» REQUIRED WORK
Copy all records verbatim, images excluded.
··· SUPPLIED DATA
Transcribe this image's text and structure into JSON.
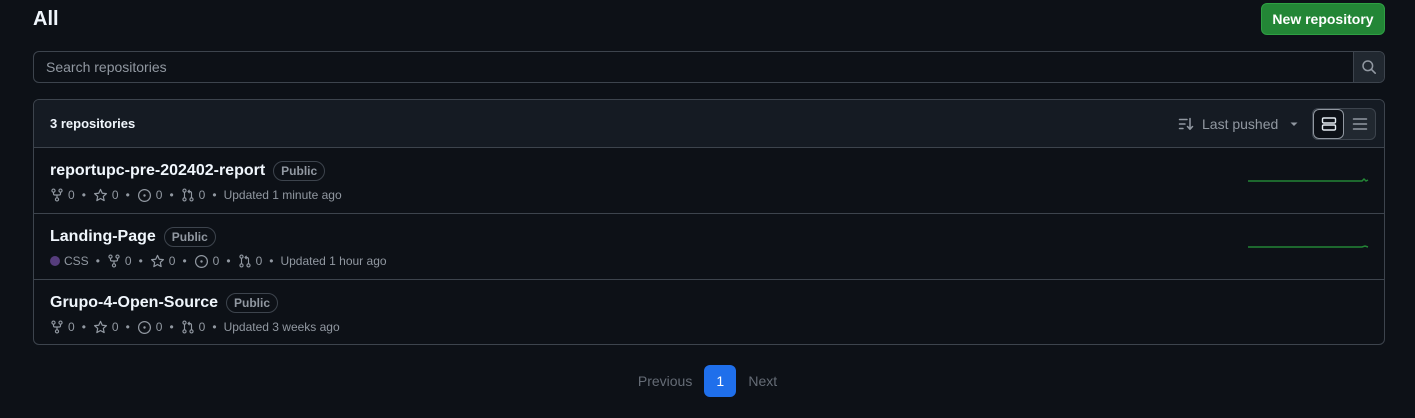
{
  "header": {
    "title": "All",
    "new_repo_label": "New repository"
  },
  "search": {
    "placeholder": "Search repositories"
  },
  "list": {
    "count_label": "3 repositories",
    "sort_label": "Last pushed",
    "repos": [
      {
        "name": "reportupc-pre-202402-report",
        "visibility": "Public",
        "language": null,
        "forks": "0",
        "stars": "0",
        "issues": "0",
        "pulls": "0",
        "updated": "Updated 1 minute ago",
        "has_activity": true
      },
      {
        "name": "Landing-Page",
        "visibility": "Public",
        "language": "CSS",
        "language_color": "#563d7c",
        "forks": "0",
        "stars": "0",
        "issues": "0",
        "pulls": "0",
        "updated": "Updated 1 hour ago",
        "has_activity": true
      },
      {
        "name": "Grupo-4-Open-Source",
        "visibility": "Public",
        "language": null,
        "forks": "0",
        "stars": "0",
        "issues": "0",
        "pulls": "0",
        "updated": "Updated 3 weeks ago",
        "has_activity": false
      }
    ]
  },
  "pagination": {
    "previous": "Previous",
    "current": "1",
    "next": "Next"
  },
  "colors": {
    "background": "#0d1117",
    "primary_button": "#238636",
    "page_active": "#1f6feb",
    "sparkline": "#238636"
  }
}
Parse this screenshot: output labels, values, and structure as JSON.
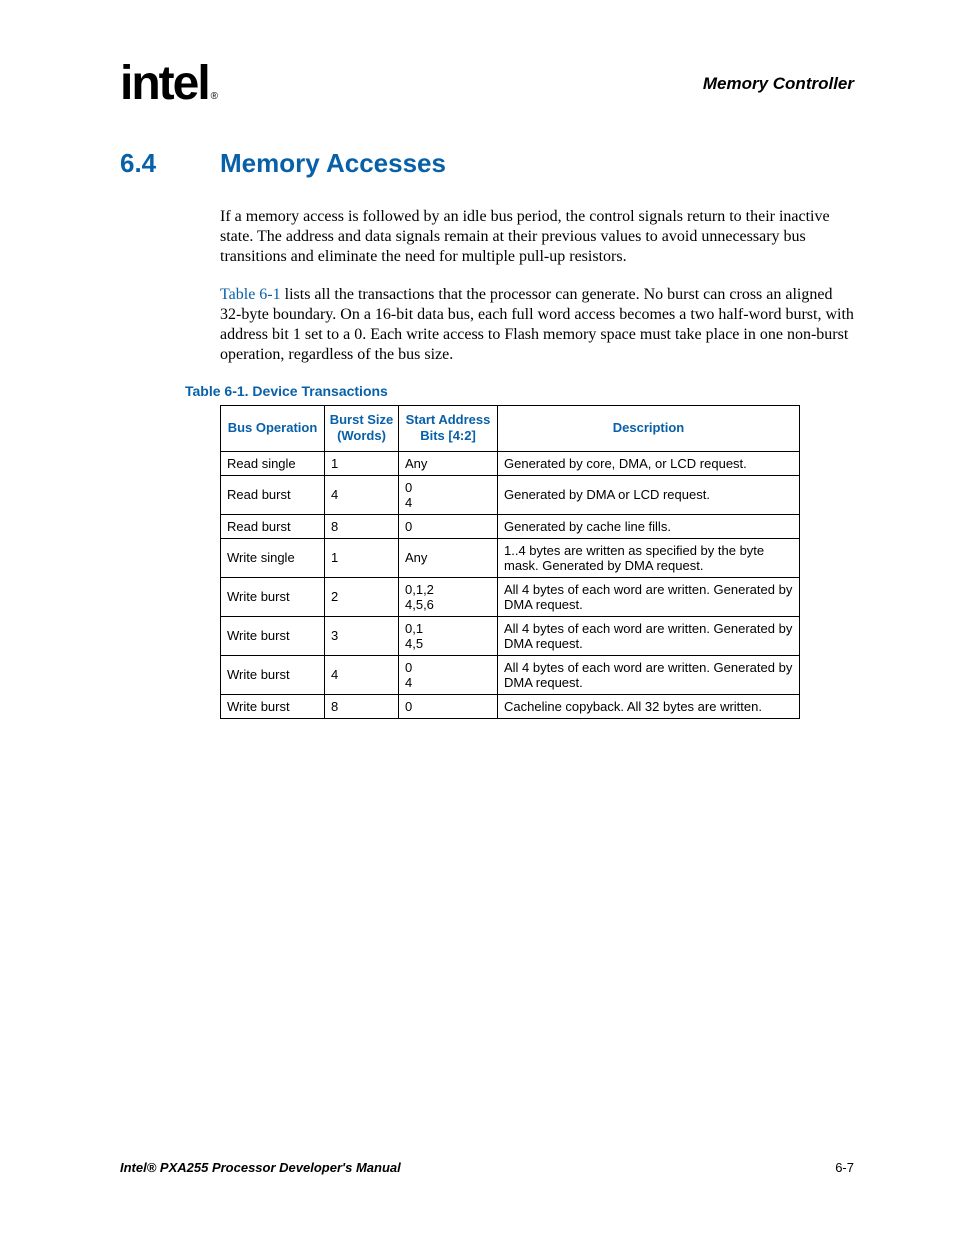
{
  "header": {
    "logo_text": "intel",
    "reg": "®",
    "chapter": "Memory Controller"
  },
  "section": {
    "number": "6.4",
    "title": "Memory Accesses"
  },
  "paragraphs": {
    "p1": "If a memory access is followed by an idle bus period, the control signals return to their inactive state. The address and data signals remain at their previous values to avoid unnecessary bus transitions and eliminate the need for multiple pull-up resistors.",
    "p2_link": "Table 6-1",
    "p2_rest": " lists all the transactions that the processor can generate. No burst can cross an aligned 32-byte boundary. On a 16-bit data bus, each full word access becomes a two half-word burst, with address bit 1 set to a 0. Each write access to Flash memory space must take place in one non-burst operation, regardless of the bus size."
  },
  "table": {
    "caption": "Table 6-1. Device Transactions",
    "headers": {
      "op": "Bus Operation",
      "burst": "Burst Size (Words)",
      "addr": "Start Address Bits [4:2]",
      "desc": "Description"
    },
    "rows": [
      {
        "op": "Read single",
        "burst": "1",
        "addr": "Any",
        "desc": "Generated by core, DMA, or LCD request."
      },
      {
        "op": "Read burst",
        "burst": "4",
        "addr": "0\n4",
        "desc": "Generated by DMA or LCD request."
      },
      {
        "op": "Read burst",
        "burst": "8",
        "addr": "0",
        "desc": "Generated by cache line fills."
      },
      {
        "op": "Write single",
        "burst": "1",
        "addr": "Any",
        "desc": "1..4 bytes are written as specified by the byte mask. Generated by DMA request."
      },
      {
        "op": "Write burst",
        "burst": "2",
        "addr": "0,1,2\n4,5,6",
        "desc": "All 4 bytes of each word are written. Generated by DMA request."
      },
      {
        "op": "Write burst",
        "burst": "3",
        "addr": "0,1\n4,5",
        "desc": "All 4 bytes of each word are written. Generated by DMA request."
      },
      {
        "op": "Write burst",
        "burst": "4",
        "addr": "0\n4",
        "desc": "All 4 bytes of each word are written. Generated by DMA request."
      },
      {
        "op": "Write burst",
        "burst": "8",
        "addr": "0",
        "desc": "Cacheline copyback. All 32 bytes are written."
      }
    ]
  },
  "footer": {
    "left": "Intel® PXA255 Processor Developer's Manual",
    "right": "6-7"
  }
}
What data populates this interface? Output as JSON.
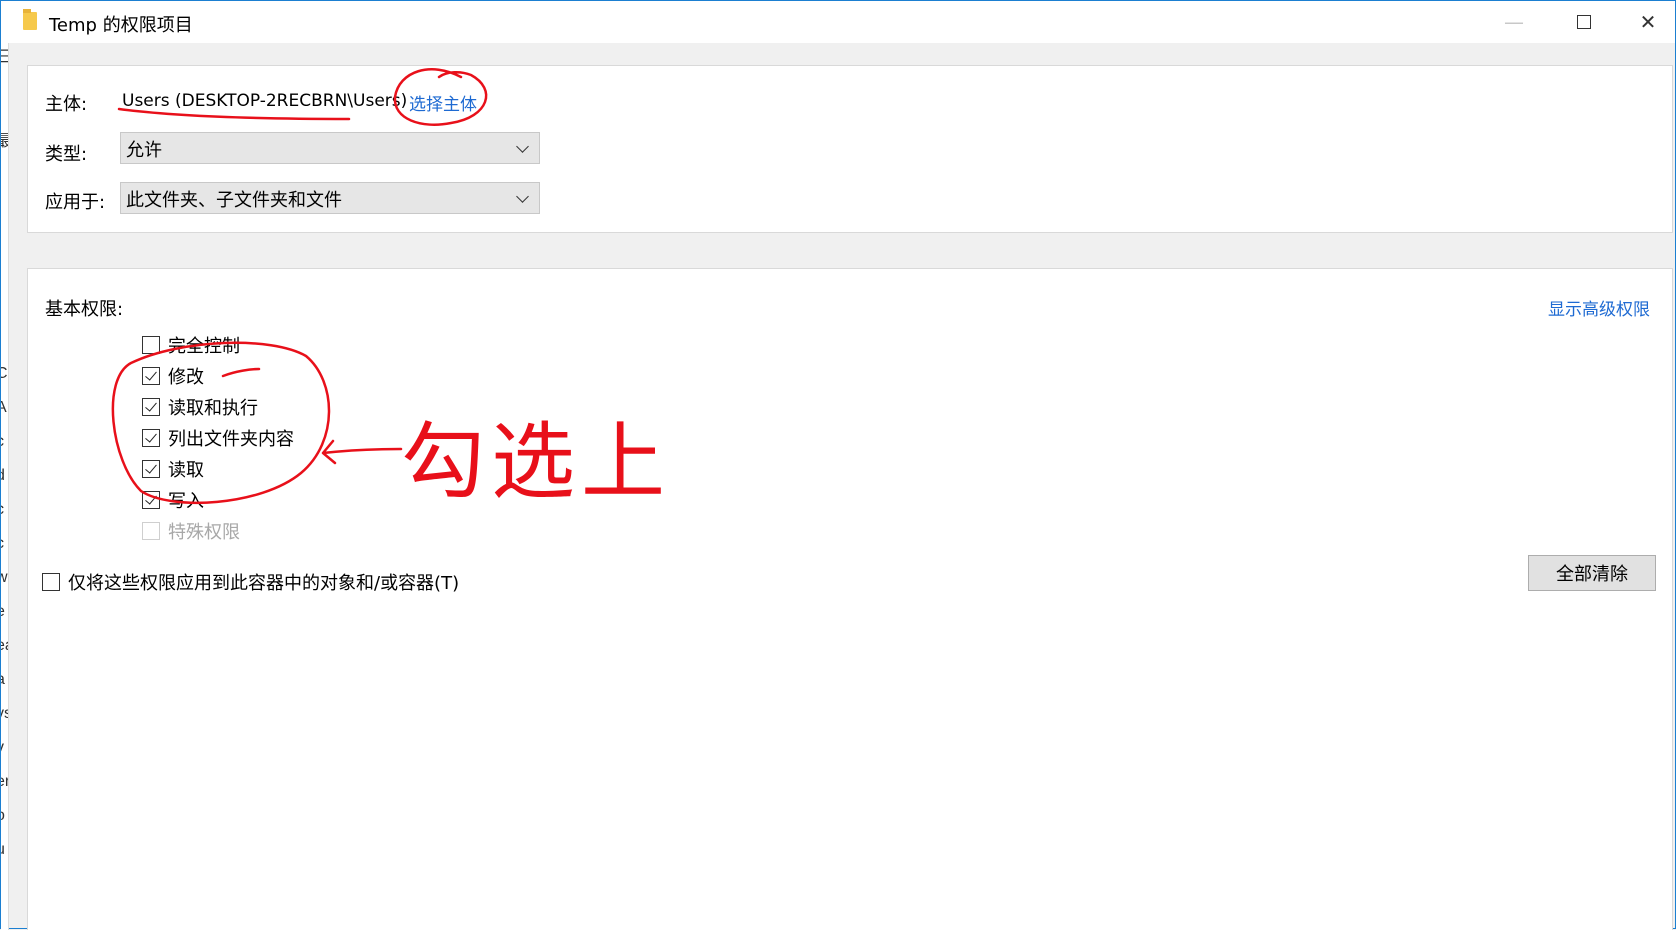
{
  "window": {
    "title": "Temp 的权限项目",
    "minimize_glyph": "—",
    "close_glyph": "✕"
  },
  "left_strip_chars": [
    "▾",
    "日",
    "最",
    "C",
    "A",
    "c",
    "d",
    "c",
    "c",
    "w",
    "e",
    "ea",
    "a",
    "ys",
    "v",
    "er",
    "o",
    "u"
  ],
  "principal": {
    "label": "主体:",
    "value": "Users (DESKTOP-2RECBRN\\Users)",
    "select_link": "选择主体"
  },
  "type_field": {
    "label": "类型:",
    "selected": "允许"
  },
  "applies_to": {
    "label": "应用于:",
    "selected": "此文件夹、子文件夹和文件"
  },
  "basic_permissions": {
    "label": "基本权限:",
    "advanced_link": "显示高级权限",
    "items": [
      {
        "label": "完全控制",
        "checked": false,
        "disabled": false
      },
      {
        "label": "修改",
        "checked": true,
        "disabled": false
      },
      {
        "label": "读取和执行",
        "checked": true,
        "disabled": false
      },
      {
        "label": "列出文件夹内容",
        "checked": true,
        "disabled": false
      },
      {
        "label": "读取",
        "checked": true,
        "disabled": false
      },
      {
        "label": "写入",
        "checked": true,
        "disabled": false
      },
      {
        "label": "特殊权限",
        "checked": false,
        "disabled": true
      }
    ]
  },
  "apply_only": {
    "label": "仅将这些权限应用到此容器中的对象和/或容器(T)",
    "checked": false
  },
  "clear_all_button": "全部清除",
  "annotation": {
    "text": "勾选上",
    "color": "#e8101a"
  }
}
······
» ANSWER SECTION
Transcribe this image's text and structure into JSON.
{
  "header": {
    "title": "All",
    "new_repo_label": "New repository"
  },
  "search": {
    "placeholder": "Search repositories"
  },
  "list": {
    "count_label": "3 repositories",
    "sort_label": "Last pushed",
    "repos": [
      {
        "name": "reportupc-pre-202402-report",
        "visibility": "Public",
        "language": null,
        "forks": "0",
        "stars": "0",
        "issues": "0",
        "pulls": "0",
        "updated": "Updated 1 minute ago",
        "has_activity": true
      },
      {
        "name": "Landing-Page",
        "visibility": "Public",
        "language": "CSS",
        "language_color": "#563d7c",
        "forks": "0",
        "stars": "0",
        "issues": "0",
        "pulls": "0",
        "updated": "Updated 1 hour ago",
        "has_activity": true
      },
      {
        "name": "Grupo-4-Open-Source",
        "visibility": "Public",
        "language": null,
        "forks": "0",
        "stars": "0",
        "issues": "0",
        "pulls": "0",
        "updated": "Updated 3 weeks ago",
        "has_activity": false
      }
    ]
  },
  "pagination": {
    "previous": "Previous",
    "current": "1",
    "next": "Next"
  },
  "colors": {
    "background": "#0d1117",
    "primary_button": "#238636",
    "page_active": "#1f6feb",
    "sparkline": "#238636"
  }
}
Parse this screenshot: output labels, values, and structure as JSON.
{
  "header": {
    "logo_text": "intel",
    "reg": "®",
    "chapter": "Memory Controller"
  },
  "section": {
    "number": "6.4",
    "title": "Memory Accesses"
  },
  "paragraphs": {
    "p1": "If a memory access is followed by an idle bus period, the control signals return to their inactive state. The address and data signals remain at their previous values to avoid unnecessary bus transitions and eliminate the need for multiple pull-up resistors.",
    "p2_link": "Table 6-1",
    "p2_rest": " lists all the transactions that the processor can generate. No burst can cross an aligned 32-byte boundary. On a 16-bit data bus, each full word access becomes a two half-word burst, with address bit 1 set to a 0. Each write access to Flash memory space must take place in one non-burst operation, regardless of the bus size."
  },
  "table": {
    "caption": "Table 6-1. Device Transactions",
    "headers": {
      "op": "Bus Operation",
      "burst": "Burst Size (Words)",
      "addr": "Start Address Bits [4:2]",
      "desc": "Description"
    },
    "rows": [
      {
        "op": "Read single",
        "burst": "1",
        "addr": "Any",
        "desc": "Generated by core, DMA, or LCD request."
      },
      {
        "op": "Read burst",
        "burst": "4",
        "addr": "0\n4",
        "desc": "Generated by DMA or LCD request."
      },
      {
        "op": "Read burst",
        "burst": "8",
        "addr": "0",
        "desc": "Generated by cache line fills."
      },
      {
        "op": "Write single",
        "burst": "1",
        "addr": "Any",
        "desc": "1..4 bytes are written as specified by the byte mask. Generated by DMA request."
      },
      {
        "op": "Write burst",
        "burst": "2",
        "addr": "0,1,2\n4,5,6",
        "desc": "All 4 bytes of each word are written. Generated by DMA request."
      },
      {
        "op": "Write burst",
        "burst": "3",
        "addr": "0,1\n4,5",
        "desc": "All 4 bytes of each word are written. Generated by DMA request."
      },
      {
        "op": "Write burst",
        "burst": "4",
        "addr": "0\n4",
        "desc": "All 4 bytes of each word are written. Generated by DMA request."
      },
      {
        "op": "Write burst",
        "burst": "8",
        "addr": "0",
        "desc": "Cacheline copyback. All 32 bytes are written."
      }
    ]
  },
  "footer": {
    "left": "Intel® PXA255 Processor Developer's Manual",
    "right": "6-7"
  }
}
What data populates this interface? Output as JSON.
{
  "window": {
    "title": "Temp 的权限项目",
    "minimize_glyph": "—",
    "close_glyph": "✕"
  },
  "left_strip_chars": [
    "▾",
    "日",
    "最",
    "C",
    "A",
    "c",
    "d",
    "c",
    "c",
    "w",
    "e",
    "ea",
    "a",
    "ys",
    "v",
    "er",
    "o",
    "u"
  ],
  "principal": {
    "label": "主体:",
    "value": "Users (DESKTOP-2RECBRN\\Users)",
    "select_link": "选择主体"
  },
  "type_field": {
    "label": "类型:",
    "selected": "允许"
  },
  "applies_to": {
    "label": "应用于:",
    "selected": "此文件夹、子文件夹和文件"
  },
  "basic_permissions": {
    "label": "基本权限:",
    "advanced_link": "显示高级权限",
    "items": [
      {
        "label": "完全控制",
        "checked": false,
        "disabled": false
      },
      {
        "label": "修改",
        "checked": true,
        "disabled": false
      },
      {
        "label": "读取和执行",
        "checked": true,
        "disabled": false
      },
      {
        "label": "列出文件夹内容",
        "checked": true,
        "disabled": false
      },
      {
        "label": "读取",
        "checked": true,
        "disabled": false
      },
      {
        "label": "写入",
        "checked": true,
        "disabled": false
      },
      {
        "label": "特殊权限",
        "checked": false,
        "disabled": true
      }
    ]
  },
  "apply_only": {
    "label": "仅将这些权限应用到此容器中的对象和/或容器(T)",
    "checked": false
  },
  "clear_all_button": "全部清除",
  "annotation": {
    "text": "勾选上",
    "color": "#e8101a"
  }
}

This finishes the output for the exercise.